--- Excerpted data Enclosed Below ---
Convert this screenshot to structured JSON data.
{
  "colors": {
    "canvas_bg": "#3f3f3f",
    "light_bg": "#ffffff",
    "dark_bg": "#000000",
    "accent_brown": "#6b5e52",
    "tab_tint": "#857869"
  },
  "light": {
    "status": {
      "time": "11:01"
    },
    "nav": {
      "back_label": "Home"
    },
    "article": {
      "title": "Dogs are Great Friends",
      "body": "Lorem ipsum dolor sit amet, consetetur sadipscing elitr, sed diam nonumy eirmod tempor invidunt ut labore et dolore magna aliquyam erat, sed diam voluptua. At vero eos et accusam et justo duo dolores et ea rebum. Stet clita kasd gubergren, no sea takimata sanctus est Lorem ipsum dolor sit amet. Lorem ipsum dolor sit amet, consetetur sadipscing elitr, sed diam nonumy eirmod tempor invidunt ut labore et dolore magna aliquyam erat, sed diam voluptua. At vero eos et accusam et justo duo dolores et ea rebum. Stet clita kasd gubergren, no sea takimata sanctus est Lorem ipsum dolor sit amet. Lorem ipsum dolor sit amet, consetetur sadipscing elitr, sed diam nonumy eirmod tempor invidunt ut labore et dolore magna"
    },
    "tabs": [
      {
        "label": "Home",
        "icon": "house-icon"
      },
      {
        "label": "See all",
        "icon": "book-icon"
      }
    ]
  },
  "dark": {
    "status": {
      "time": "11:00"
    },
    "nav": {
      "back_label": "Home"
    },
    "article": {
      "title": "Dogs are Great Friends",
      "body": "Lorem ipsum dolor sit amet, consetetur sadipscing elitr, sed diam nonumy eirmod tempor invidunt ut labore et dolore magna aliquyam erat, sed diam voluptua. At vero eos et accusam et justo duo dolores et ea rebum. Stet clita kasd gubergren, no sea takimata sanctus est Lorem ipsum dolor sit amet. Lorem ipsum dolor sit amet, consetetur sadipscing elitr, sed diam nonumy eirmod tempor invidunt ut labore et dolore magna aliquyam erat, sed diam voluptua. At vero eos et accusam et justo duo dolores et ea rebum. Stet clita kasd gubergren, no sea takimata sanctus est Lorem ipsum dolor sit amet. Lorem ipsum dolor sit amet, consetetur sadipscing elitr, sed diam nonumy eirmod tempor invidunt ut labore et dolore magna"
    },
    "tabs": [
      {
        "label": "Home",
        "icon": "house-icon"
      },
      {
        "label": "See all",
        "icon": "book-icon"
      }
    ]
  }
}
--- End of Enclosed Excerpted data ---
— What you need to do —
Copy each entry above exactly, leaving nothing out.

— Reply to the task —
Convert this screenshot to structured JSON data.
{
  "colors": {
    "canvas_bg": "#3f3f3f",
    "light_bg": "#ffffff",
    "dark_bg": "#000000",
    "accent_brown": "#6b5e52",
    "tab_tint": "#857869"
  },
  "light": {
    "status": {
      "time": "11:01"
    },
    "nav": {
      "back_label": "Home"
    },
    "article": {
      "title": "Dogs are Great Friends",
      "body": "Lorem ipsum dolor sit amet, consetetur sadipscing elitr, sed diam nonumy eirmod tempor invidunt ut labore et dolore magna aliquyam erat, sed diam voluptua. At vero eos et accusam et justo duo dolores et ea rebum. Stet clita kasd gubergren, no sea takimata sanctus est Lorem ipsum dolor sit amet. Lorem ipsum dolor sit amet, consetetur sadipscing elitr, sed diam nonumy eirmod tempor invidunt ut labore et dolore magna aliquyam erat, sed diam voluptua. At vero eos et accusam et justo duo dolores et ea rebum. Stet clita kasd gubergren, no sea takimata sanctus est Lorem ipsum dolor sit amet. Lorem ipsum dolor sit amet, consetetur sadipscing elitr, sed diam nonumy eirmod tempor invidunt ut labore et dolore magna"
    },
    "tabs": [
      {
        "label": "Home",
        "icon": "house-icon"
      },
      {
        "label": "See all",
        "icon": "book-icon"
      }
    ]
  },
  "dark": {
    "status": {
      "time": "11:00"
    },
    "nav": {
      "back_label": "Home"
    },
    "article": {
      "title": "Dogs are Great Friends",
      "body": "Lorem ipsum dolor sit amet, consetetur sadipscing elitr, sed diam nonumy eirmod tempor invidunt ut labore et dolore magna aliquyam erat, sed diam voluptua. At vero eos et accusam et justo duo dolores et ea rebum. Stet clita kasd gubergren, no sea takimata sanctus est Lorem ipsum dolor sit amet. Lorem ipsum dolor sit amet, consetetur sadipscing elitr, sed diam nonumy eirmod tempor invidunt ut labore et dolore magna aliquyam erat, sed diam voluptua. At vero eos et accusam et justo duo dolores et ea rebum. Stet clita kasd gubergren, no sea takimata sanctus est Lorem ipsum dolor sit amet. Lorem ipsum dolor sit amet, consetetur sadipscing elitr, sed diam nonumy eirmod tempor invidunt ut labore et dolore magna"
    },
    "tabs": [
      {
        "label": "Home",
        "icon": "house-icon"
      },
      {
        "label": "See all",
        "icon": "book-icon"
      }
    ]
  }
}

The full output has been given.